▼▼▼

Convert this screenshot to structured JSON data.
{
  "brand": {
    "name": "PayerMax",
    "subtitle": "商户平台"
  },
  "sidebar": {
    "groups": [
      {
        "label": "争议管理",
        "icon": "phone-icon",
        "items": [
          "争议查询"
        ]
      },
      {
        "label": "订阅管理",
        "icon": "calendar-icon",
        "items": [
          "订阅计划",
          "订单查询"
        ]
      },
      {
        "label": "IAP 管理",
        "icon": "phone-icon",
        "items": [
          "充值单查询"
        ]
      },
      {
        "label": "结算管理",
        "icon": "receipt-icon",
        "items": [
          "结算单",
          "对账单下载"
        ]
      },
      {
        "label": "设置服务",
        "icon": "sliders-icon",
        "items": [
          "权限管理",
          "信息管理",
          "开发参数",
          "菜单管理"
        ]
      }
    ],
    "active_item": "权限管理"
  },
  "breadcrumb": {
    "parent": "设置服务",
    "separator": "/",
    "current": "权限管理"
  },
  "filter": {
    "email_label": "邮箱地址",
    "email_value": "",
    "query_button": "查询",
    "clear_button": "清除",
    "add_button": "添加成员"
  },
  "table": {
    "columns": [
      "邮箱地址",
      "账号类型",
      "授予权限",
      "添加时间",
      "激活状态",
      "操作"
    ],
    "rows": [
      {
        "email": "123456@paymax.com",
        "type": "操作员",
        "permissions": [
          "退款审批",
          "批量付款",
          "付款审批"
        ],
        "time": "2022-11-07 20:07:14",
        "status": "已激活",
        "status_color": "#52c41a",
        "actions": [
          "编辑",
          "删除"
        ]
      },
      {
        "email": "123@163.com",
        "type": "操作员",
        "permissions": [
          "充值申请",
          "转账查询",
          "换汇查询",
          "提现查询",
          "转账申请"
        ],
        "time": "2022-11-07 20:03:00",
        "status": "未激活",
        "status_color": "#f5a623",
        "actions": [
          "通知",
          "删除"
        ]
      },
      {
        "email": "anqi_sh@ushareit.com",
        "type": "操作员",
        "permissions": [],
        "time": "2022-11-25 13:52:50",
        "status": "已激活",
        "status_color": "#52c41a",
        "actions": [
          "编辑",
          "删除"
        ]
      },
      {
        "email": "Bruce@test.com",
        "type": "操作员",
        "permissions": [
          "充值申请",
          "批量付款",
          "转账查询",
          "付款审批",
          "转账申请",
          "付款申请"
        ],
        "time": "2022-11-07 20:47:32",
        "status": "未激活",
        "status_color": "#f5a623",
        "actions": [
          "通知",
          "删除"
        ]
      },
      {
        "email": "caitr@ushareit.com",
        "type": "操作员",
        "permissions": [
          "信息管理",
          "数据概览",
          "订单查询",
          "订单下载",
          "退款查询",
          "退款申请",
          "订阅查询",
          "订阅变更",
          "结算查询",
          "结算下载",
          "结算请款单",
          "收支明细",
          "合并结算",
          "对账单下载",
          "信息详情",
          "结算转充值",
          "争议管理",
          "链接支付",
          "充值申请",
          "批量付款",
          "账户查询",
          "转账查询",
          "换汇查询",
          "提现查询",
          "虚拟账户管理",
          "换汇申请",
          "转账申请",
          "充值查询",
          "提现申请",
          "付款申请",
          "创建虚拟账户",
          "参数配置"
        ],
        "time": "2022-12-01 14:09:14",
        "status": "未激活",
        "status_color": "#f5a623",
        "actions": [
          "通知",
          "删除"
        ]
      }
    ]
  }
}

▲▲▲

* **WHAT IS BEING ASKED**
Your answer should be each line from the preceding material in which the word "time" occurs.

* **SOLUTION TO THIS EXERCISE**
        "time": "2022-11-07 20:07:14",
        "time": "2022-11-07 20:03:00",
        "time": "2022-11-25 13:52:50",
        "time": "2022-11-07 20:47:32",
        "time": "2022-12-01 14:09:14",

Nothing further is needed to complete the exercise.